==== Data supplied ====

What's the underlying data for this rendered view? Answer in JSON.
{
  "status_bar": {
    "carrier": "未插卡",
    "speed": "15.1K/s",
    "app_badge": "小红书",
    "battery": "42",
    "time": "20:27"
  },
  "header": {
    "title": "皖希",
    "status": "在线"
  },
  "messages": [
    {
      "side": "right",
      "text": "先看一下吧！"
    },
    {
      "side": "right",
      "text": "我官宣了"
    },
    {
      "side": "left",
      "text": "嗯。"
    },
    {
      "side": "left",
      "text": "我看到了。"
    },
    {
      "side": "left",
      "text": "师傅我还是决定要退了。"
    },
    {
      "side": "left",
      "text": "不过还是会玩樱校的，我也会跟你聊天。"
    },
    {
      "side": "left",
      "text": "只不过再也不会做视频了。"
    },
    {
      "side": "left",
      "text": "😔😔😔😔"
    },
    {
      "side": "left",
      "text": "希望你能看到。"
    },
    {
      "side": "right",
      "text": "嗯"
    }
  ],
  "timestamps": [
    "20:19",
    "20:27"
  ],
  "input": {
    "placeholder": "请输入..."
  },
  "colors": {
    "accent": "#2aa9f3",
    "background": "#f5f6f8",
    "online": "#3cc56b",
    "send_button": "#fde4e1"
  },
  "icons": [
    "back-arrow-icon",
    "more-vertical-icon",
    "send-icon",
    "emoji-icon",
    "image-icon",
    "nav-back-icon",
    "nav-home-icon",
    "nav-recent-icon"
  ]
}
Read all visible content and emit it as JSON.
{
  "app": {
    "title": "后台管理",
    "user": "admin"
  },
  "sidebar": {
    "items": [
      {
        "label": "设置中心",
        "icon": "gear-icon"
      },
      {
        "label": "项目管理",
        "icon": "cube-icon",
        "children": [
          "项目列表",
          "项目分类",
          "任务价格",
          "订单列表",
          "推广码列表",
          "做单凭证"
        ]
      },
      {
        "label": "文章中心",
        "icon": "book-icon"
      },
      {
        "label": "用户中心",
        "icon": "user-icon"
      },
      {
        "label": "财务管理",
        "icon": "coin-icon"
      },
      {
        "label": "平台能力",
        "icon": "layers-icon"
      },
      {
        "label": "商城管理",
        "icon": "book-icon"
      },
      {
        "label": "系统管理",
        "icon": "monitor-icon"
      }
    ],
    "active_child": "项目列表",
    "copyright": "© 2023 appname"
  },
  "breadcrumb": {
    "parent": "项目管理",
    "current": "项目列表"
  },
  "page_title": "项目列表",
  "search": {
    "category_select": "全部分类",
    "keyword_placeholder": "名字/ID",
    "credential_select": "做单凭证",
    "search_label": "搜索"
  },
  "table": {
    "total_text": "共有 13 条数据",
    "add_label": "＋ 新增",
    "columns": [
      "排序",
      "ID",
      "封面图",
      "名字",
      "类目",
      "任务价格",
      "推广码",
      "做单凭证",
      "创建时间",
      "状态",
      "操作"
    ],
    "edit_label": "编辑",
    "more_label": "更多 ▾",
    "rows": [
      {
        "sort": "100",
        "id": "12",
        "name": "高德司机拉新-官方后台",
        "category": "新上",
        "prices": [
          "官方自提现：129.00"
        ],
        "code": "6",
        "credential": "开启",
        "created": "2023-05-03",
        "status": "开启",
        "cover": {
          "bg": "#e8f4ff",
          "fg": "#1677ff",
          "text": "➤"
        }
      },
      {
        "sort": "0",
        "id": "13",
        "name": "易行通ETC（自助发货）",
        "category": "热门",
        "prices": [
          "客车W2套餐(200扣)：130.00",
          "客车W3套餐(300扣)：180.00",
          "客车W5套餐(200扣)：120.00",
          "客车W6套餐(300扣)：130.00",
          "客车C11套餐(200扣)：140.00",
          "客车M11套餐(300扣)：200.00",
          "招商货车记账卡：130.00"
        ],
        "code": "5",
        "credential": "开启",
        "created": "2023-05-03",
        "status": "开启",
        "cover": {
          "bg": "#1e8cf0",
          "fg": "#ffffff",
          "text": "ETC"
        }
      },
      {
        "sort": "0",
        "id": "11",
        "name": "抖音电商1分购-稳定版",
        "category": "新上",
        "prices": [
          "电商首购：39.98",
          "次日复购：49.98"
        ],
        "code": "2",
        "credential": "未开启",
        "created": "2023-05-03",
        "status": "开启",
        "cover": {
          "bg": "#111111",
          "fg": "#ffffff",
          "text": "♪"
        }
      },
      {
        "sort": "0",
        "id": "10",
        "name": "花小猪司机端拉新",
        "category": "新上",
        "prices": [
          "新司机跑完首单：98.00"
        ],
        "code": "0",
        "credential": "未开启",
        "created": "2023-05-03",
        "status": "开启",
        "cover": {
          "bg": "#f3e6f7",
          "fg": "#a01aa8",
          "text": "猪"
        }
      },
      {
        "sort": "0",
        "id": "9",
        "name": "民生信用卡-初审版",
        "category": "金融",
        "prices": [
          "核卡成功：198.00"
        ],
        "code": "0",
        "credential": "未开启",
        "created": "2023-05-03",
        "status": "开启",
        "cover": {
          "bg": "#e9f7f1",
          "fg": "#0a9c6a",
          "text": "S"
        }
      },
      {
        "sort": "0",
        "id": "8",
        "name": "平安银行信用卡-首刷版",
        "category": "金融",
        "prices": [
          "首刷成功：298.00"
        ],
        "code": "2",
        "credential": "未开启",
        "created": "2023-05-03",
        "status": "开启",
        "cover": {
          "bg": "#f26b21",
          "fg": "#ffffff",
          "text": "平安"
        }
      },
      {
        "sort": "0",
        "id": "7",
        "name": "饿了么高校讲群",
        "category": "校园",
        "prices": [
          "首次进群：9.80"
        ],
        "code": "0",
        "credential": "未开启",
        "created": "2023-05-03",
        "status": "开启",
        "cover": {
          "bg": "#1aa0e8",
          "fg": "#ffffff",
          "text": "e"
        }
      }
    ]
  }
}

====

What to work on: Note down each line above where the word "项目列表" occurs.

Result of the task:
          "项目列表",
    "active_child": "项目列表",
    "current": "项目列表"
  "page_title": "项目列表",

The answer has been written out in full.